Last weekend we witnessed the good, the bad and the ugly that came with TNT exporting its announcers for coverage of March Madness. Read on to see how we graded each new broadcaster.
Marv Albert: A
Yus! Albert’s job as a play-by-play man is easier than a color guy and a studio analyst because he mostly just gets to describe what’s happening in front of him, but it was clear last weekend why Albert has won five Emmy Awards for his work. The man is a chameleon and you wouldn’t have known he’s spent over 40 years calling mostly NBA games from listening to his broadcasts from Tulsa, OK.
It might not have been a Gus Johnson call, but Albert provided a great play-by-play of Derrick Williams’ Superman act at the end of the Texas game on Sunday.
Craig Sager: A
Sager has become nothing more than a court jester at TNT and the only thing we can really grade him on is the absurdity of his suits. Well, Sager brought his “A” game to Friday’s NCAA tournament games, showing up in the same pink plaid blazer that Kevin Garnett once told him he should burn.
Pace yourself, Craig.
Steve Kerr: A-
Talk about pressure: Not only did Kerr have to prove himself worthy of calling the Final Four broadcast with Jim Nantz and Clark Kellogg, he also had to stay unbiased while calling games of his alma mater, Arizona. He passed both tests with flying colors.
It probably didn’t hurt that Kerr had a built-in advantage since he got to call the games of a team he already follows, but he was very knowledgeable and frequently referenced games earlier in the season – always a plus. He gets docked only slightly for calling the Big 12 the Big 10 during the Kansas-Illinois game and admitting at the end of the Texas-Arizona game he wasn’t sure about a rule on the college level.
Ernie Johnson: B+
It’s hard to be too hard on Ernie because CBS made the absurd decision to put him and Greg Gumbel on the set at the same time, which led to several awkward moments and Gumbel losing his bearings when he accidentally called CBS “ESPN.”
Like Albert, Johnson is a consummate pro who has done it all during his broadcasting career and handled March Madness in stride. But it’s hard to give him a higher mark considering the awkward set-up and his TNT sidekicks consistently letting him down.
Reggie Miller: B
Miller also had a leg up as he was paired up with Kevin Harlan, who has broadcast the tournament for years and also works with Miller on TNT’s NBA coverage. Miller had some good moments, like saying Jordan Taylor needed to step up if Wisconsin wanted to beat Kansas State right before the Badger hit a monster 3-pointer and getting very animated during the double-overtime game between San Diego State and Temple.

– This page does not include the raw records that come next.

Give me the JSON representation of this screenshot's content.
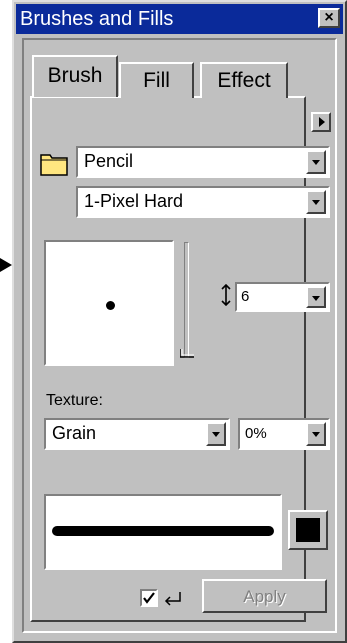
{
  "window": {
    "title": "Brushes and Fills",
    "close_label": "×"
  },
  "tabs": [
    {
      "label": "Brush",
      "active": true
    },
    {
      "label": "Fill",
      "active": false
    },
    {
      "label": "Effect",
      "active": false
    }
  ],
  "brush": {
    "category": "Pencil",
    "variant": "1-Pixel Hard",
    "size": "6",
    "texture_label": "Texture:",
    "texture": "Grain",
    "opacity": "0%",
    "apply_label": "Apply",
    "preview_checked": true,
    "color": "#000000"
  },
  "icons": {
    "folder": "folder-icon",
    "menu": "menu-arrow-icon",
    "size_arrows": "vertical-resize-icon",
    "return": "return-arrow-icon"
  },
  "colors": {
    "titlebar": "#0a2a9a",
    "panel": "#c0c0c0"
  }
}
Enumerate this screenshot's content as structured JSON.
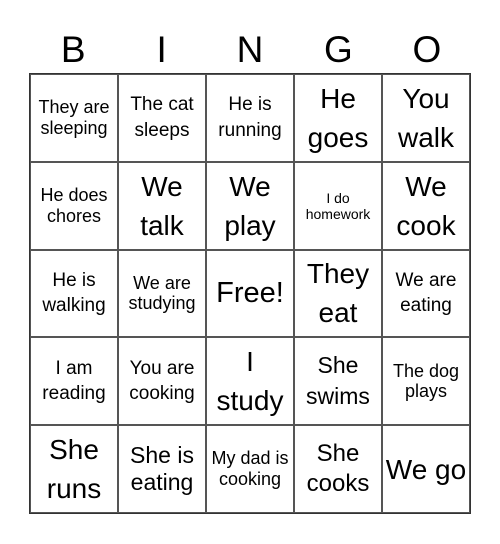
{
  "header": {
    "letters": [
      "B",
      "I",
      "N",
      "G",
      "O"
    ]
  },
  "cells": [
    [
      "They are sleeping",
      "The cat sleeps",
      "He is running",
      "He goes",
      "You walk"
    ],
    [
      "He does chores",
      "We talk",
      "We play",
      "I do homework",
      "We cook"
    ],
    [
      "He is walking",
      "We are studying",
      "Free!",
      "They eat",
      "We are eating"
    ],
    [
      "I am reading",
      "You are cooking",
      "I study",
      "She swims",
      "The dog plays"
    ],
    [
      "She runs",
      "She is eating",
      "My dad is cooking",
      "She cooks",
      "We go"
    ]
  ]
}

But a straight-shooting announcer isn’t nearly as effective when he seems unsure of himself, and Miller often stumbled on words and names most likely due to his unfamiliarity with the teams and players (Note to Reggie: It’s Jamar Samuels not “Jamar Sandals”).

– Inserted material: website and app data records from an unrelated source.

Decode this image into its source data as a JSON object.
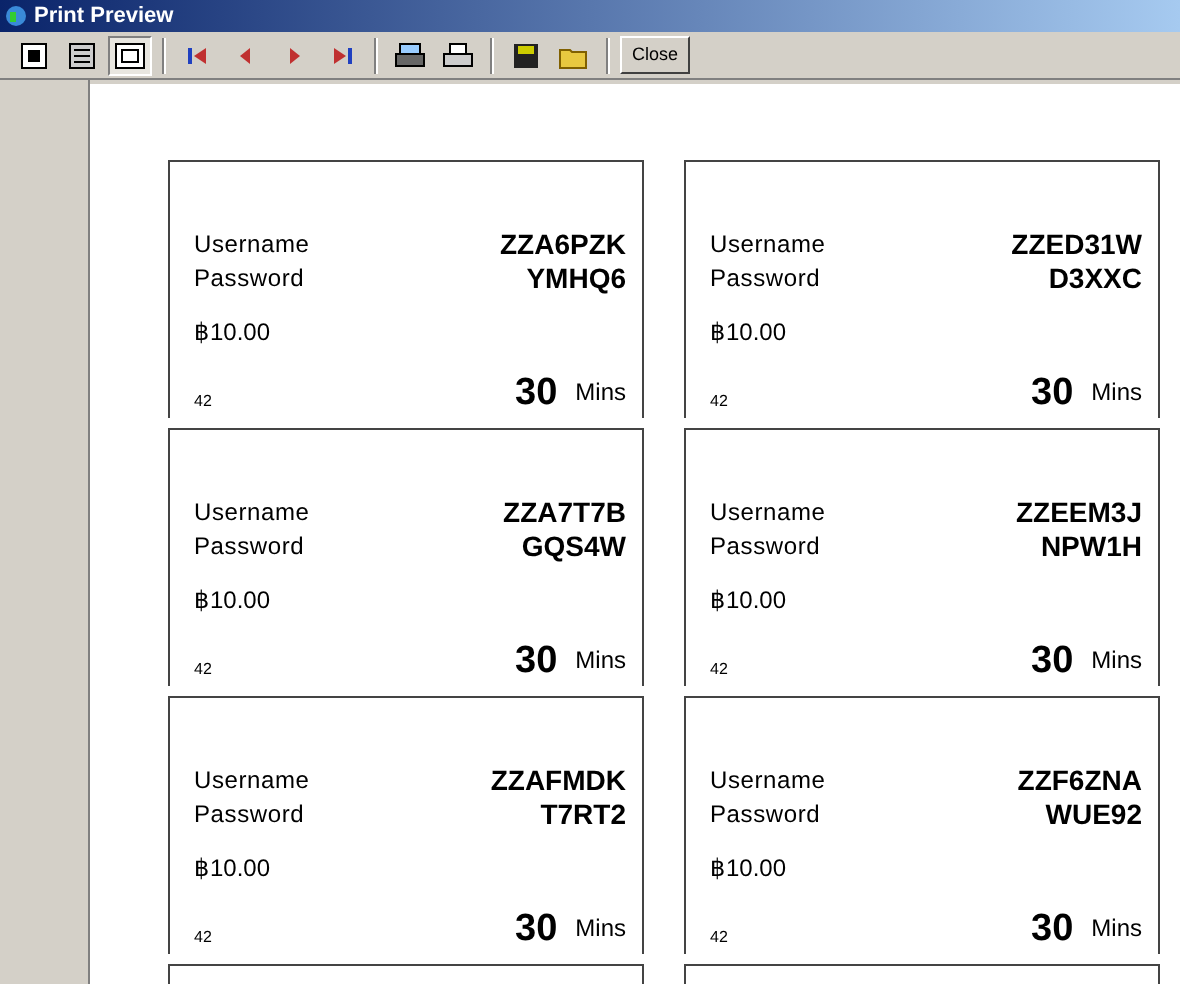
{
  "window": {
    "title": "Print Preview"
  },
  "toolbar": [
    {
      "kind": "one-page",
      "selected": false
    },
    {
      "kind": "multi-page",
      "selected": false
    },
    {
      "kind": "fit",
      "selected": true
    },
    {
      "kind": "sep"
    },
    {
      "kind": "first",
      "selected": false
    },
    {
      "kind": "prev",
      "selected": false
    },
    {
      "kind": "next",
      "selected": false
    },
    {
      "kind": "last",
      "selected": false
    },
    {
      "kind": "sep"
    },
    {
      "kind": "print-setup",
      "selected": false
    },
    {
      "kind": "print",
      "selected": false
    },
    {
      "kind": "sep"
    },
    {
      "kind": "save",
      "selected": false
    },
    {
      "kind": "open",
      "selected": false
    },
    {
      "kind": "sep"
    },
    {
      "kind": "close",
      "label": "Close"
    }
  ],
  "tickets": [
    {
      "username_label": "Username",
      "password_label": "Password",
      "username": "ZZA6PZK",
      "password": "YMHQ6",
      "price": "฿10.00",
      "number": "42",
      "duration": "30",
      "unit": "Mins"
    },
    {
      "username_label": "Username",
      "password_label": "Password",
      "username": "ZZED31W",
      "password": "D3XXC",
      "price": "฿10.00",
      "number": "42",
      "duration": "30",
      "unit": "Mins"
    },
    {
      "username_label": "Username",
      "password_label": "Password",
      "username": "ZZA7T7B",
      "password": "GQS4W",
      "price": "฿10.00",
      "number": "42",
      "duration": "30",
      "unit": "Mins"
    },
    {
      "username_label": "Username",
      "password_label": "Password",
      "username": "ZZEEM3J",
      "password": "NPW1H",
      "price": "฿10.00",
      "number": "42",
      "duration": "30",
      "unit": "Mins"
    },
    {
      "username_label": "Username",
      "password_label": "Password",
      "username": "ZZAFMDK",
      "password": "T7RT2",
      "price": "฿10.00",
      "number": "42",
      "duration": "30",
      "unit": "Mins"
    },
    {
      "username_label": "Username",
      "password_label": "Password",
      "username": "ZZF6ZNA",
      "password": "WUE92",
      "price": "฿10.00",
      "number": "42",
      "duration": "30",
      "unit": "Mins"
    }
  ]
}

Charles Barkley: C
Let’s be clear: Charles Barkley was brought onto the CBS set to provide entertainment, not analysis. And he still provided some great comedy by calling the Big East the “Itty Bitty East” (a conference he said even before the tournament started was way overrated) and ripping Louisville for destroying his bracket with Rick Pitino sitting right next to him.
Barkley would be great if they cut to him every once in awhile for a comedic riff but replacing Sports Illustrated’s Seth Davis – who covers the sport year round and has consistently done a good job for CBS – on the primary set? That’s just tragic. Barkley consistently referred to players as “the kid from (fill in school)” and showed no knowledge of the teams he was discussing.

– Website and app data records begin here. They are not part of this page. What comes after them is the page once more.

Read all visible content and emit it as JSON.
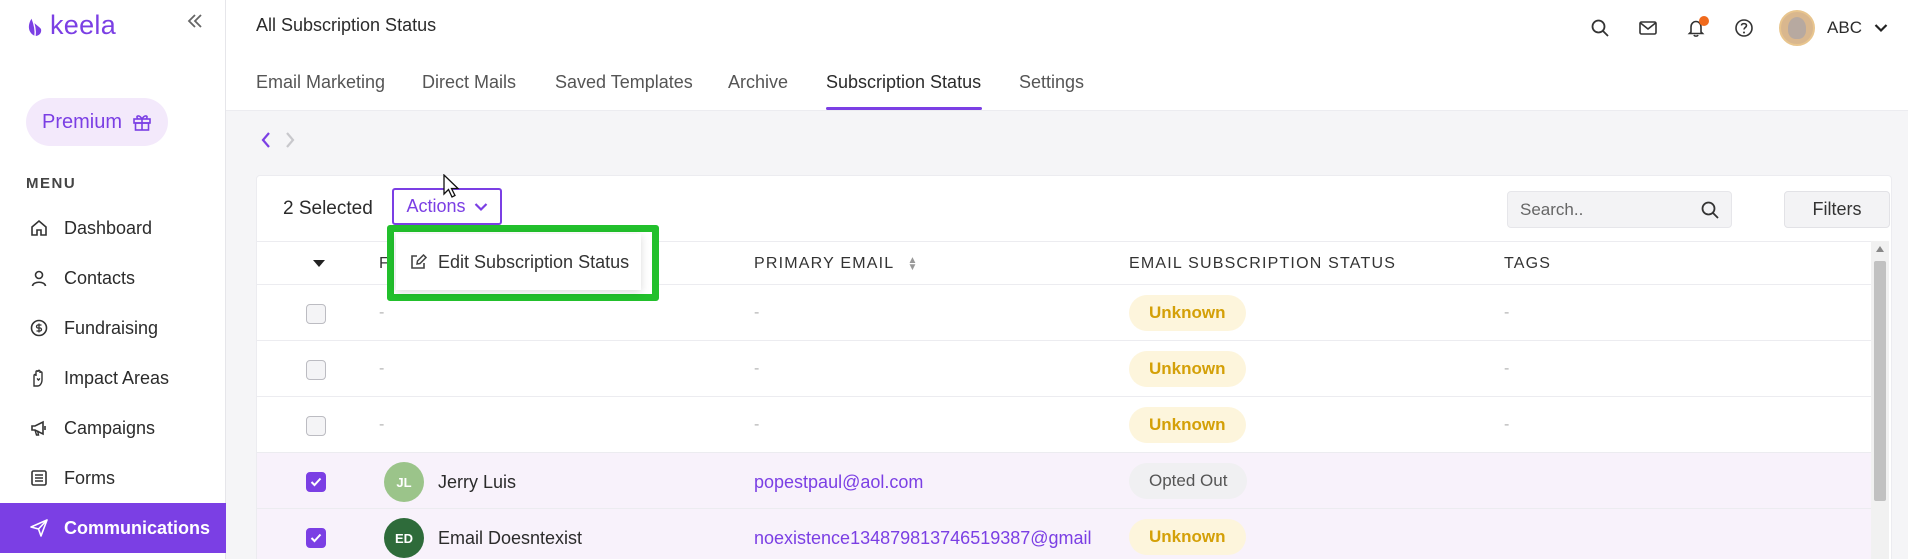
{
  "brand": {
    "name": "keela"
  },
  "sidebar": {
    "premium_label": "Premium",
    "menu_heading": "MENU",
    "items": [
      {
        "label": "Dashboard",
        "icon": "home-icon"
      },
      {
        "label": "Contacts",
        "icon": "user-icon"
      },
      {
        "label": "Fundraising",
        "icon": "coin-icon"
      },
      {
        "label": "Impact Areas",
        "icon": "hand-heart-icon"
      },
      {
        "label": "Campaigns",
        "icon": "megaphone-icon"
      },
      {
        "label": "Forms",
        "icon": "form-icon"
      },
      {
        "label": "Communications",
        "icon": "send-icon",
        "active": true
      }
    ]
  },
  "header": {
    "title": "All Subscription Status",
    "user_name": "ABC"
  },
  "tabs": [
    {
      "label": "Email Marketing"
    },
    {
      "label": "Direct Mails"
    },
    {
      "label": "Saved Templates"
    },
    {
      "label": "Archive"
    },
    {
      "label": "Subscription Status",
      "active": true
    },
    {
      "label": "Settings"
    }
  ],
  "toolbar": {
    "selected_count": "2 Selected",
    "actions_label": "Actions",
    "search_placeholder": "Search..",
    "filters_label": "Filters"
  },
  "dropdown": {
    "items": [
      {
        "label": "Edit Subscription Status",
        "icon": "edit-icon"
      }
    ]
  },
  "table": {
    "columns": {
      "name": "F",
      "email": "PRIMARY EMAIL",
      "status": "EMAIL SUBSCRIPTION STATUS",
      "tags": "TAGS"
    },
    "rows": [
      {
        "checked": false,
        "initials": "",
        "name": "-",
        "email": "-",
        "status": "Unknown",
        "tags": "-"
      },
      {
        "checked": false,
        "initials": "",
        "name": "-",
        "email": "-",
        "status": "Unknown",
        "tags": "-"
      },
      {
        "checked": false,
        "initials": "",
        "name": "-",
        "email": "-",
        "status": "Unknown",
        "tags": "-"
      },
      {
        "checked": true,
        "initials": "JL",
        "avatar_color": "#9bc48a",
        "name": "Jerry Luis",
        "email": "popestpaul@aol.com",
        "status": "Opted Out",
        "tags": ""
      },
      {
        "checked": true,
        "initials": "ED",
        "avatar_color": "#2e6b3a",
        "name": "Email Doesntexist",
        "email": "noexistence134879813746519387@gmail",
        "status": "Unknown",
        "tags": ""
      }
    ]
  },
  "colors": {
    "accent": "#7b3fe4",
    "highlight": "#22c02c",
    "unknown": "#d4a008"
  }
}
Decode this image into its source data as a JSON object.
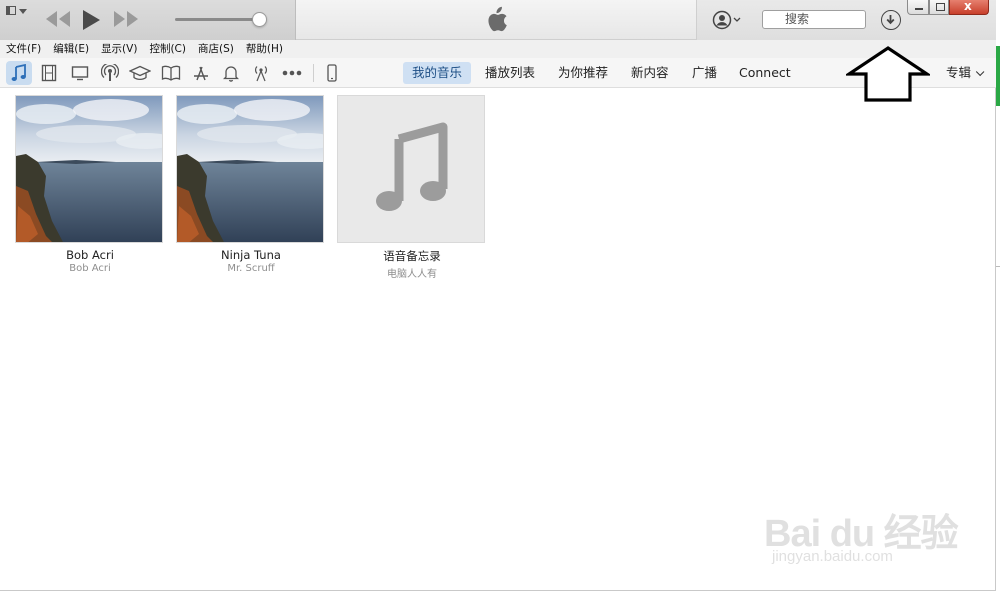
{
  "window": {
    "search_placeholder": "搜索",
    "close_glyph": "x"
  },
  "menu": [
    "文件(F)",
    "编辑(E)",
    "显示(V)",
    "控制(C)",
    "商店(S)",
    "帮助(H)"
  ],
  "media_types": [
    {
      "name": "music-icon",
      "active": true
    },
    {
      "name": "movies-icon",
      "active": false
    },
    {
      "name": "tv-icon",
      "active": false
    },
    {
      "name": "podcasts-icon",
      "active": false
    },
    {
      "name": "itunes-u-icon",
      "active": false
    },
    {
      "name": "books-icon",
      "active": false
    },
    {
      "name": "apps-icon",
      "active": false
    },
    {
      "name": "tones-icon",
      "active": false
    },
    {
      "name": "radio-icon",
      "active": false
    },
    {
      "name": "more-icon",
      "active": false
    },
    {
      "name": "device-icon",
      "active": false
    }
  ],
  "tabs": [
    {
      "label": "我的音乐",
      "active": true
    },
    {
      "label": "播放列表",
      "active": false
    },
    {
      "label": "为你推荐",
      "active": false
    },
    {
      "label": "新内容",
      "active": false
    },
    {
      "label": "广播",
      "active": false
    },
    {
      "label": "Connect",
      "active": false
    }
  ],
  "sort_label": "专辑",
  "albums": [
    {
      "title": "Bob Acri",
      "artist": "Bob Acri",
      "cover": "landscape"
    },
    {
      "title": "Ninja Tuna",
      "artist": "Mr. Scruff",
      "cover": "landscape"
    },
    {
      "title": "语音备忘录",
      "artist": "电脑人人有",
      "cover": "music-note"
    }
  ],
  "watermark": {
    "main": "Bai du 经验",
    "sub": "jingyan.baidu.com"
  },
  "colors": {
    "accent_tab": "#cfe0f3",
    "close_button": "#c8402c"
  }
}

And as pointed out by Chris Chase over at “The Dagger,” CBS failed at recreating the chemistry over at TNT by obsessively showing Barkley’s terrible bracket. Even worse, Barkley’s schtick that works so well at TNT instead came across like he was completely disinterested in the games last weekend.
Kenny Smith: D-
We hate to be so hard on Smith since he’s great at TNT and was nothing but nice to us last week during our Q&A with “The Jet.” But his work on March Madness so far has been a complete crash landing, starting when he called Xavier guard Tu Holloway “Tu Holliday” on Selection Sunday.
Smith seems as unprepared as Sir Charles – which is a problem when you are supposed to be the insightful analyst – and looks intimated sitting next to analyst Greg Anthony, who has transformed into an excellent college basketball analyst in just a little over two years on the job. As Anthony rattled off names and insight, Smith looked like he wished he could crawl under a rock.
Case in point: After Kentucky’s win over West Virginia on Saturday, Anthony pointed out that the Wildcats were able to come back from an eight-point halftime deficit because they made an adjustment to put their best defender, DeAndre Liggins, on a red-hot Joe Mazzulla – an excellent analysis that wouldn’t show up in the box score and wasn’t mentioned during the telecast.
Smith’s response? (Paraphrasing) “Can you believe these Kentucky freshmen were on the couch watching this tournament eight months ago?”